(Task to carry out) Repeat all of the entries, please, keeping each line exact.

----- Given entries

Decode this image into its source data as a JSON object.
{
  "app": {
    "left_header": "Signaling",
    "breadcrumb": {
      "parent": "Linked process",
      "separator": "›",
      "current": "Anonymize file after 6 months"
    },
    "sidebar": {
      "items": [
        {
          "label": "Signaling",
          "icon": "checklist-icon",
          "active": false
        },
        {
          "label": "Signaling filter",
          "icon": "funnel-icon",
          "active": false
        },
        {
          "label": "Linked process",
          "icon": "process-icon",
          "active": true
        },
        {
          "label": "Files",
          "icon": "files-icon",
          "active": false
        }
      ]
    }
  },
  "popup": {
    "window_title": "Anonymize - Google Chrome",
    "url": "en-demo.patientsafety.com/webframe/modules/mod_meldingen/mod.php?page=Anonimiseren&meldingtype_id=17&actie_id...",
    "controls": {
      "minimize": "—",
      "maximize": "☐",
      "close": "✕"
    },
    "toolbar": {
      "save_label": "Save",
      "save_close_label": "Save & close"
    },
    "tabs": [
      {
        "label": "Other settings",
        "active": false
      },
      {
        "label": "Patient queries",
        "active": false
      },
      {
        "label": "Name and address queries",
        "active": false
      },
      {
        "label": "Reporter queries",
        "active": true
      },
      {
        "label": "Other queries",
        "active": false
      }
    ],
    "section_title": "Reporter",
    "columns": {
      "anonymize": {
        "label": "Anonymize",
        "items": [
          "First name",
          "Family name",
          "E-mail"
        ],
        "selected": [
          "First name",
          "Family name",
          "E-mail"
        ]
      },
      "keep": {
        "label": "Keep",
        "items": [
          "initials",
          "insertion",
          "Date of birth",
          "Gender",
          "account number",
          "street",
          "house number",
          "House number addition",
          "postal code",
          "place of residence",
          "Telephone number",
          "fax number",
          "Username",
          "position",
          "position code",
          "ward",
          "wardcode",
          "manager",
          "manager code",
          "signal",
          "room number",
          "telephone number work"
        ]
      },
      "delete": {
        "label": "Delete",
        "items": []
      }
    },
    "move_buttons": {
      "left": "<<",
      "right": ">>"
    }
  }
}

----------

(Solved problem)
Decode this image into its source data as a JSON object.
{
  "app": {
    "left_header": "Signaling",
    "breadcrumb": {
      "parent": "Linked process",
      "separator": "›",
      "current": "Anonymize file after 6 months"
    },
    "sidebar": {
      "items": [
        {
          "label": "Signaling",
          "icon": "checklist-icon",
          "active": false
        },
        {
          "label": "Signaling filter",
          "icon": "funnel-icon",
          "active": false
        },
        {
          "label": "Linked process",
          "icon": "process-icon",
          "active": true
        },
        {
          "label": "Files",
          "icon": "files-icon",
          "active": false
        }
      ]
    }
  },
  "popup": {
    "window_title": "Anonymize - Google Chrome",
    "url": "en-demo.patientsafety.com/webframe/modules/mod_meldingen/mod.php?page=Anonimiseren&meldingtype_id=17&actie_id...",
    "controls": {
      "minimize": "—",
      "maximize": "☐",
      "close": "✕"
    },
    "toolbar": {
      "save_label": "Save",
      "save_close_label": "Save & close"
    },
    "tabs": [
      {
        "label": "Other settings",
        "active": false
      },
      {
        "label": "Patient queries",
        "active": false
      },
      {
        "label": "Name and address queries",
        "active": false
      },
      {
        "label": "Reporter queries",
        "active": true
      },
      {
        "label": "Other queries",
        "active": false
      }
    ],
    "section_title": "Reporter",
    "columns": {
      "anonymize": {
        "label": "Anonymize",
        "items": [
          "First name",
          "Family name",
          "E-mail"
        ],
        "selected": [
          "First name",
          "Family name",
          "E-mail"
        ]
      },
      "keep": {
        "label": "Keep",
        "items": [
          "initials",
          "insertion",
          "Date of birth",
          "Gender",
          "account number",
          "street",
          "house number",
          "House number addition",
          "postal code",
          "place of residence",
          "Telephone number",
          "fax number",
          "Username",
          "position",
          "position code",
          "ward",
          "wardcode",
          "manager",
          "manager code",
          "signal",
          "room number",
          "telephone number work"
        ]
      },
      "delete": {
        "label": "Delete",
        "items": []
      }
    },
    "move_buttons": {
      "left": "<<",
      "right": ">>"
    }
  }
}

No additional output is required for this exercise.